Show, in full, each line of the data that contains "JSON".

|---|

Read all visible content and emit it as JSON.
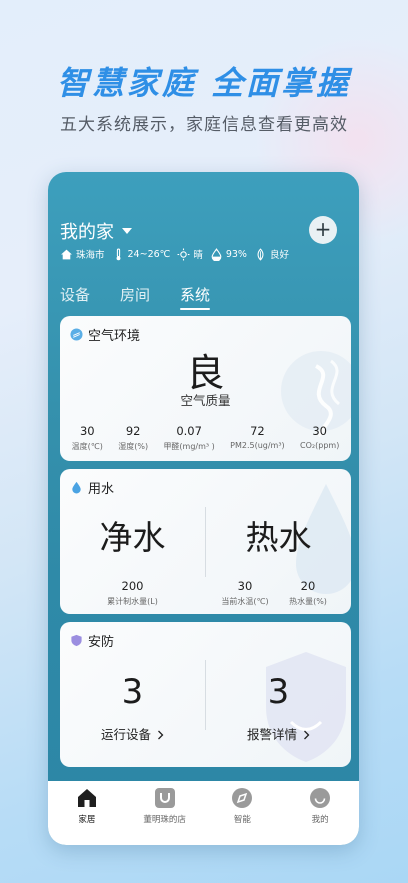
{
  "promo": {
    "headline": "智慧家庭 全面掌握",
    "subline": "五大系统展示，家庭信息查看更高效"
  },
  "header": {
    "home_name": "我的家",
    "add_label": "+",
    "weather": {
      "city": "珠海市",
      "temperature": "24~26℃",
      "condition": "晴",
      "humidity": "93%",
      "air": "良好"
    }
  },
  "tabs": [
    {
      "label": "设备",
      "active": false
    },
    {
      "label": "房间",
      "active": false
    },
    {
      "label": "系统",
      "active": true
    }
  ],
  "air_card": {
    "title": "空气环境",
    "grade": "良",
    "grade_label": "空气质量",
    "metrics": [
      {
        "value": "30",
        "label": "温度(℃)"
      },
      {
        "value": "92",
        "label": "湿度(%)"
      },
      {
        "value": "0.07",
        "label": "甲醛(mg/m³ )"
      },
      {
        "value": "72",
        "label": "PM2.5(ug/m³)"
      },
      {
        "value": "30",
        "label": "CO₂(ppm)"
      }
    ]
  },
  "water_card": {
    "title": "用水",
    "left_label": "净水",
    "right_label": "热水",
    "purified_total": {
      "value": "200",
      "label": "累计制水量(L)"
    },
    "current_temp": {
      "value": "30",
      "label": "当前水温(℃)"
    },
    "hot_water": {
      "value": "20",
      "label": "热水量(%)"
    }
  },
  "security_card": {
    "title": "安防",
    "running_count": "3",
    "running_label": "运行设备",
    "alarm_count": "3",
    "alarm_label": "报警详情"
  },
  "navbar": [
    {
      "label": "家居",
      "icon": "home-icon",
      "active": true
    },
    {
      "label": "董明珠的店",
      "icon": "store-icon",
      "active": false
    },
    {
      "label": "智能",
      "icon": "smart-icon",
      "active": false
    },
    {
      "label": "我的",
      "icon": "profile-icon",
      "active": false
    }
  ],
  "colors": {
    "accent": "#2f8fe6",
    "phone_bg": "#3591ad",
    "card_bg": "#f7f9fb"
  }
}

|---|

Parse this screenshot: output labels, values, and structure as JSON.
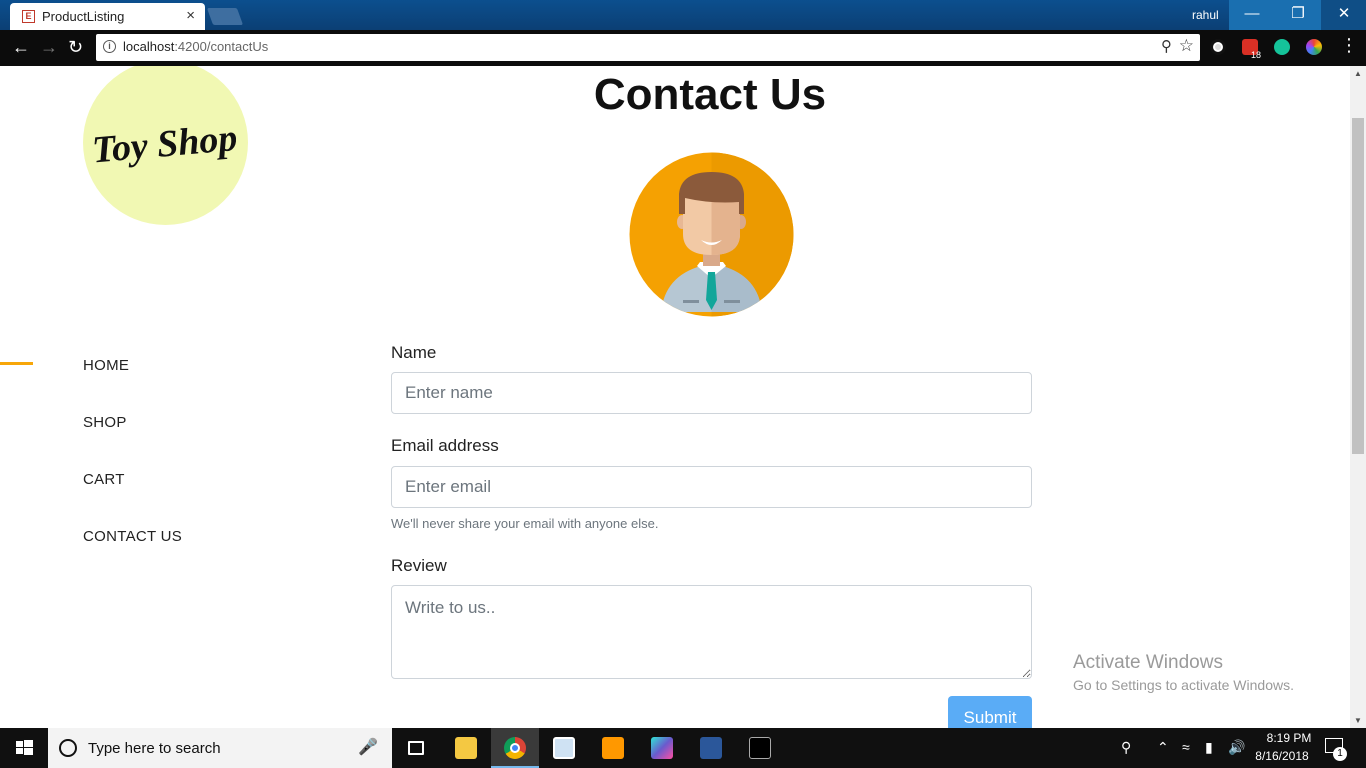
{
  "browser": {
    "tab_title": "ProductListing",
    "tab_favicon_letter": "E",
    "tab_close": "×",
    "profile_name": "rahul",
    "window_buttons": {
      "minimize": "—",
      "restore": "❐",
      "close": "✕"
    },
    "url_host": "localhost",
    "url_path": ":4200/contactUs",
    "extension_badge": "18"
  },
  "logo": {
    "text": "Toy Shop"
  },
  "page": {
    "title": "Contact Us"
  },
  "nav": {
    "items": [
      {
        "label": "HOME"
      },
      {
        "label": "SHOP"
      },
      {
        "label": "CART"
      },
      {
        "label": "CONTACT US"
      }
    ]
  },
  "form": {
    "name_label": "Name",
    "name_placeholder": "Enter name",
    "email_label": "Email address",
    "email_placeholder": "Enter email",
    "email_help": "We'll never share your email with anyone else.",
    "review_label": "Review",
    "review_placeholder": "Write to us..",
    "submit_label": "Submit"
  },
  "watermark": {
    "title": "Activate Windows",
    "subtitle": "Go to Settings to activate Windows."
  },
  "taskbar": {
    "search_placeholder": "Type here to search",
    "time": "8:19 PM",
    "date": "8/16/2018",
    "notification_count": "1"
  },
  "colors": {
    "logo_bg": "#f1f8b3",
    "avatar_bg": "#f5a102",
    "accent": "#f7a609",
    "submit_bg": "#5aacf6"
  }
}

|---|

**ANSWER TO THIS EXERCISE:**
Read all visible content and emit it as JSON.
Parse this screenshot: output labels, values, and structure as JSON.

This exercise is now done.